Records contained in a dataset
------------------------------------------------------------------------

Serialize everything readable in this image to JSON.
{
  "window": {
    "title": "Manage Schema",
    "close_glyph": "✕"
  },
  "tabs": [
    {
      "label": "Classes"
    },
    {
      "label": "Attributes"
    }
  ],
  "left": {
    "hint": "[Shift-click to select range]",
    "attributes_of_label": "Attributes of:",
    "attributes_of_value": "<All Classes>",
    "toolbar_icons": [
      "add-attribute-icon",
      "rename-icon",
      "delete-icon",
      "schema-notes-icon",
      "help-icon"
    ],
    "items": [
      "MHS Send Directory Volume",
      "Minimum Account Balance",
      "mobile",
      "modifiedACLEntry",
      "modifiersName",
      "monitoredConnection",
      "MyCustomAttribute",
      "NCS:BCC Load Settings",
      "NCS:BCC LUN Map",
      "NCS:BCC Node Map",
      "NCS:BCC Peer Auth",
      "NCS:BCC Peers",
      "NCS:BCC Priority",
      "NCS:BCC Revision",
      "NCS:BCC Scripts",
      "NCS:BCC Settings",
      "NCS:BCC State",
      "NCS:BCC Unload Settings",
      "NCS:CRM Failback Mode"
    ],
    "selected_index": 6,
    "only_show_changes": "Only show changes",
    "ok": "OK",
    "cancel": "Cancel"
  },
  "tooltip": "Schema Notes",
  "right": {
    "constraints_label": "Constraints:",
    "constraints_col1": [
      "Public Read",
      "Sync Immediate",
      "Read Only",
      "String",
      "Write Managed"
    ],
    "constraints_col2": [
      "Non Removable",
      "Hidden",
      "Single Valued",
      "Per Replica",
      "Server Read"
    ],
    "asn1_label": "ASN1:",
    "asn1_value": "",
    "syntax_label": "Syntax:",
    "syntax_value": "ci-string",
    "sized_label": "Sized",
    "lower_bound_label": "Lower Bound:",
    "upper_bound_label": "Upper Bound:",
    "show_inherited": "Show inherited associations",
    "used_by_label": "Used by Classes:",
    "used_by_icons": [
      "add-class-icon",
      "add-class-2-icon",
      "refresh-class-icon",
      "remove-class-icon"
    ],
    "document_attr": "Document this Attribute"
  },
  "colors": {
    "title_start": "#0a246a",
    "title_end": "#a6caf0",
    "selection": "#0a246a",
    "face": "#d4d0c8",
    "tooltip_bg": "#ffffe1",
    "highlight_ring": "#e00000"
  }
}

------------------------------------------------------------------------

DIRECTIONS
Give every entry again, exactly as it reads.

ANSWER TO THIS EXERCISE
Serialize everything readable in this image to JSON.
{
  "window": {
    "title": "Manage Schema",
    "close_glyph": "✕"
  },
  "tabs": [
    {
      "label": "Classes"
    },
    {
      "label": "Attributes"
    }
  ],
  "left": {
    "hint": "[Shift-click to select range]",
    "attributes_of_label": "Attributes of:",
    "attributes_of_value": "<All Classes>",
    "toolbar_icons": [
      "add-attribute-icon",
      "rename-icon",
      "delete-icon",
      "schema-notes-icon",
      "help-icon"
    ],
    "items": [
      "MHS Send Directory Volume",
      "Minimum Account Balance",
      "mobile",
      "modifiedACLEntry",
      "modifiersName",
      "monitoredConnection",
      "MyCustomAttribute",
      "NCS:BCC Load Settings",
      "NCS:BCC LUN Map",
      "NCS:BCC Node Map",
      "NCS:BCC Peer Auth",
      "NCS:BCC Peers",
      "NCS:BCC Priority",
      "NCS:BCC Revision",
      "NCS:BCC Scripts",
      "NCS:BCC Settings",
      "NCS:BCC State",
      "NCS:BCC Unload Settings",
      "NCS:CRM Failback Mode"
    ],
    "selected_index": 6,
    "only_show_changes": "Only show changes",
    "ok": "OK",
    "cancel": "Cancel"
  },
  "tooltip": "Schema Notes",
  "right": {
    "constraints_label": "Constraints:",
    "constraints_col1": [
      "Public Read",
      "Sync Immediate",
      "Read Only",
      "String",
      "Write Managed"
    ],
    "constraints_col2": [
      "Non Removable",
      "Hidden",
      "Single Valued",
      "Per Replica",
      "Server Read"
    ],
    "asn1_label": "ASN1:",
    "asn1_value": "",
    "syntax_label": "Syntax:",
    "syntax_value": "ci-string",
    "sized_label": "Sized",
    "lower_bound_label": "Lower Bound:",
    "upper_bound_label": "Upper Bound:",
    "show_inherited": "Show inherited associations",
    "used_by_label": "Used by Classes:",
    "used_by_icons": [
      "add-class-icon",
      "add-class-2-icon",
      "refresh-class-icon",
      "remove-class-icon"
    ],
    "document_attr": "Document this Attribute"
  },
  "colors": {
    "title_start": "#0a246a",
    "title_end": "#a6caf0",
    "selection": "#0a246a",
    "face": "#d4d0c8",
    "tooltip_bg": "#ffffe1",
    "highlight_ring": "#e00000"
  }
}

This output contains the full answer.